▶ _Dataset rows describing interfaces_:
┄┄┄┄┄┄┄┄┄┄

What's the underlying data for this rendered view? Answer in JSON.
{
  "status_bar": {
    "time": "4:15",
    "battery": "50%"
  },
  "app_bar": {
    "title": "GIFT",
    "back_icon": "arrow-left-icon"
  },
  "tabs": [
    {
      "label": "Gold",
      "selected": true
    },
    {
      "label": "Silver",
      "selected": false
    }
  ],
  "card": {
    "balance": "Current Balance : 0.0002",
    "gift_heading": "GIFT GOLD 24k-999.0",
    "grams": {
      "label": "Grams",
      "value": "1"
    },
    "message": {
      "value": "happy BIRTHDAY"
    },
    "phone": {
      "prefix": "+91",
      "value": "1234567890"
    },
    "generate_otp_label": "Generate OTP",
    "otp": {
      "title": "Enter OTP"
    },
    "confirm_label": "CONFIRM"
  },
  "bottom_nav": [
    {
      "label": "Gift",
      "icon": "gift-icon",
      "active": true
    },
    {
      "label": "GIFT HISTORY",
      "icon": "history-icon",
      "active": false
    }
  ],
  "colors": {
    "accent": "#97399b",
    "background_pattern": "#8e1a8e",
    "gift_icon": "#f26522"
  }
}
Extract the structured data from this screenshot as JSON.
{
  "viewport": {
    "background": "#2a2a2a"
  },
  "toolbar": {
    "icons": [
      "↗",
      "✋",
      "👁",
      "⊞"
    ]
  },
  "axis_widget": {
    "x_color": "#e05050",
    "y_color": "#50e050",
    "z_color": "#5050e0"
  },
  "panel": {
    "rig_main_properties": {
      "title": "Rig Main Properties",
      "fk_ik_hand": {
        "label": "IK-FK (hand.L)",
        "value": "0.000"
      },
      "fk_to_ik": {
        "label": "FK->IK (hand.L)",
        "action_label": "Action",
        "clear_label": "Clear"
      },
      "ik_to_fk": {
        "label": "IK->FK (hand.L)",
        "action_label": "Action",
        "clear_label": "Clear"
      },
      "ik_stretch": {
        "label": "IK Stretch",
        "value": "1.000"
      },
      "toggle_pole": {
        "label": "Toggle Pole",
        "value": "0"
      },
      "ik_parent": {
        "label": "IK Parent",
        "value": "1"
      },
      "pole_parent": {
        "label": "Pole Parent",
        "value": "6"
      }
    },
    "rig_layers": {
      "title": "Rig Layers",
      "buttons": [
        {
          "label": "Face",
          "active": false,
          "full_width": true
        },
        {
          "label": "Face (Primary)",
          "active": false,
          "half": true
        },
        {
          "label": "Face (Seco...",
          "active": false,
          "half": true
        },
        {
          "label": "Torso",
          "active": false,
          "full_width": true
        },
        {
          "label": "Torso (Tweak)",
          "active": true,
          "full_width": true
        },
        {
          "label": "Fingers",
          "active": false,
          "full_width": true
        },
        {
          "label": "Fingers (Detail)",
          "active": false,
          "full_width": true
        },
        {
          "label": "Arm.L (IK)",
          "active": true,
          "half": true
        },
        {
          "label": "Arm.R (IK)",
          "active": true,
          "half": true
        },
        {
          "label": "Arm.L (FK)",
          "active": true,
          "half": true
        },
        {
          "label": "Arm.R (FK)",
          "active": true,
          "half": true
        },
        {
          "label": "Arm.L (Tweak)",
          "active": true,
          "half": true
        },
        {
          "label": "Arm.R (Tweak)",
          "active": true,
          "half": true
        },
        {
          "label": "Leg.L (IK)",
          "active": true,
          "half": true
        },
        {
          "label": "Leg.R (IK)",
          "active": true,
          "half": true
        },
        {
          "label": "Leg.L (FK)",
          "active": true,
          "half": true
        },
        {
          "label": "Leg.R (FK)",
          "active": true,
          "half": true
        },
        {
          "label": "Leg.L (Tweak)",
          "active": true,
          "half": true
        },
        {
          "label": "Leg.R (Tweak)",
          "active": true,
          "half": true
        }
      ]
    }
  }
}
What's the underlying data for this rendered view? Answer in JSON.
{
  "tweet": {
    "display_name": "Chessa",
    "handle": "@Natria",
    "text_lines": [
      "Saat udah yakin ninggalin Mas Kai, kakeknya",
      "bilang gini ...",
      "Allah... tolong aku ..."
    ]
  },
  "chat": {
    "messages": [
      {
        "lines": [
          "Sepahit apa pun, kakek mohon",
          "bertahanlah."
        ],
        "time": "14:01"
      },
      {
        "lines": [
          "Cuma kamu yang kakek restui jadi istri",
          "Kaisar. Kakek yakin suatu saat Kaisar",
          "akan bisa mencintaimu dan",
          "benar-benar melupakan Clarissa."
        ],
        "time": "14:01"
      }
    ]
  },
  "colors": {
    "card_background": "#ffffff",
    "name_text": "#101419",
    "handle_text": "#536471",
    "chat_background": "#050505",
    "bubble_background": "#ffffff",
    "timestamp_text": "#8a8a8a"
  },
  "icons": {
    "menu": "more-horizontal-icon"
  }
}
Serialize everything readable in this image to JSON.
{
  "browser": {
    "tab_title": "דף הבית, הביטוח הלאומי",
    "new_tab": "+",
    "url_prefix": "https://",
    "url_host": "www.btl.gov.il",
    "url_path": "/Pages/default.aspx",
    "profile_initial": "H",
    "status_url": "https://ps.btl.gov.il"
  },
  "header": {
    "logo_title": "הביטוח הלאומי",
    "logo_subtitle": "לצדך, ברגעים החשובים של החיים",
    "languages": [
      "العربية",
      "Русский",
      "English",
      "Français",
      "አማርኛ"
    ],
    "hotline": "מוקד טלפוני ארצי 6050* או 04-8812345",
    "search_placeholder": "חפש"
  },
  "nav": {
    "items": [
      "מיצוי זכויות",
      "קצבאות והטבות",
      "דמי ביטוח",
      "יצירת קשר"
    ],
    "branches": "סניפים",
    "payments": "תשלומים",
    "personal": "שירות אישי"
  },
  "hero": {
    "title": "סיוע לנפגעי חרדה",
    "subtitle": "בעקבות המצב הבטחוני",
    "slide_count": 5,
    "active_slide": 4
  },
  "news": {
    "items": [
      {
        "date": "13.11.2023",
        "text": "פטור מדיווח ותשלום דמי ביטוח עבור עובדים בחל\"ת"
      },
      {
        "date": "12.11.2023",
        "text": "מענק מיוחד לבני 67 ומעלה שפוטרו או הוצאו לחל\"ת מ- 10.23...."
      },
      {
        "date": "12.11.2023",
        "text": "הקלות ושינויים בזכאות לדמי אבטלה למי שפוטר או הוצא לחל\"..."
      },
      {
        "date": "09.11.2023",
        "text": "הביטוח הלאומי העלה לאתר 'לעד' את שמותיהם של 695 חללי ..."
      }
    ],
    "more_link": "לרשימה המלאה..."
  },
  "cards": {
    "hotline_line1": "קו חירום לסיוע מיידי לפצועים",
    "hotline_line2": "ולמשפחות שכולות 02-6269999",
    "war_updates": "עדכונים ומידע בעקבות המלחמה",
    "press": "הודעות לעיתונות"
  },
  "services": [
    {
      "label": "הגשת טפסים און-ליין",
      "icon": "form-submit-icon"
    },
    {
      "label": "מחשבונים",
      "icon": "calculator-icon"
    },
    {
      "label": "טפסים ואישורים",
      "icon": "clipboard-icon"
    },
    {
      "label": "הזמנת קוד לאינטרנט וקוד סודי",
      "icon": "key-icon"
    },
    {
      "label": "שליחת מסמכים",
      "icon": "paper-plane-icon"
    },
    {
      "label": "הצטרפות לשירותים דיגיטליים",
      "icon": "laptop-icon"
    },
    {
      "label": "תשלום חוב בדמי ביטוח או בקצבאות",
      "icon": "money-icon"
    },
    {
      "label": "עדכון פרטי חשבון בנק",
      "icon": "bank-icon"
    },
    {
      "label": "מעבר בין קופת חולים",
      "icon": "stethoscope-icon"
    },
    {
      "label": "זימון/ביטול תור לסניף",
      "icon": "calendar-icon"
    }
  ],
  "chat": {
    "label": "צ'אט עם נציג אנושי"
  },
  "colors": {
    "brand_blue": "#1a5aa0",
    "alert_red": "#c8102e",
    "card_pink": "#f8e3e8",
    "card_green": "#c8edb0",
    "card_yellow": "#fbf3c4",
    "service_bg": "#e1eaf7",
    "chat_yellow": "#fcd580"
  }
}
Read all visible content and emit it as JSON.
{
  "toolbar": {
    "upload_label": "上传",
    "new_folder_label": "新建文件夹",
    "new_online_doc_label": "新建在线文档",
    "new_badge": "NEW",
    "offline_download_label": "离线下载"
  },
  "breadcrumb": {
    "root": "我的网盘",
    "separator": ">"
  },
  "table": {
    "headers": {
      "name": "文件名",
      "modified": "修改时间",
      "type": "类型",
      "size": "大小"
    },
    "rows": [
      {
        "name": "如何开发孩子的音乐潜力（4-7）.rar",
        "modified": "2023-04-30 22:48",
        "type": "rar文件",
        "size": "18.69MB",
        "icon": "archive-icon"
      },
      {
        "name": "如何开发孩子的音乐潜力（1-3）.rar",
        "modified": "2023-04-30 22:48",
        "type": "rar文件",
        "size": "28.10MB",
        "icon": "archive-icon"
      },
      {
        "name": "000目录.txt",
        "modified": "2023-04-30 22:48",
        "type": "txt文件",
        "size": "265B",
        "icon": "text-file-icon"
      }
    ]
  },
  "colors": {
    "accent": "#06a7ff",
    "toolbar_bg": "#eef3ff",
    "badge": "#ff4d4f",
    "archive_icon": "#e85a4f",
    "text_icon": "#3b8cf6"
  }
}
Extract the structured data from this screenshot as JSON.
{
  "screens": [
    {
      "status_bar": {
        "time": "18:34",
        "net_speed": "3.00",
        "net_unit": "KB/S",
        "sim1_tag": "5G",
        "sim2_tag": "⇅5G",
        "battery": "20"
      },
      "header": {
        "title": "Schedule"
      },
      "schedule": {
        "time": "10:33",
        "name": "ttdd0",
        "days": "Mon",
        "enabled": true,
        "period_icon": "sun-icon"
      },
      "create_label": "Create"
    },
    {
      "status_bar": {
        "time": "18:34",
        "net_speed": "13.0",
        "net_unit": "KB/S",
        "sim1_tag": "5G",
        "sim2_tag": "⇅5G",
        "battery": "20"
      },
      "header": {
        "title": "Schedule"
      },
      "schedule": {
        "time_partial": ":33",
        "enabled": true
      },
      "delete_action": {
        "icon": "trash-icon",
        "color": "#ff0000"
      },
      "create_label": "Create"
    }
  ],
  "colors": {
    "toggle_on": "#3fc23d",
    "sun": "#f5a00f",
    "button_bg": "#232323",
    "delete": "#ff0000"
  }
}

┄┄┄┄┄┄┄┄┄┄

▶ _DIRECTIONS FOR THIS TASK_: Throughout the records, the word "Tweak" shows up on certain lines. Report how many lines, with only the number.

▶ _EXERCISE SOLUTION_: 5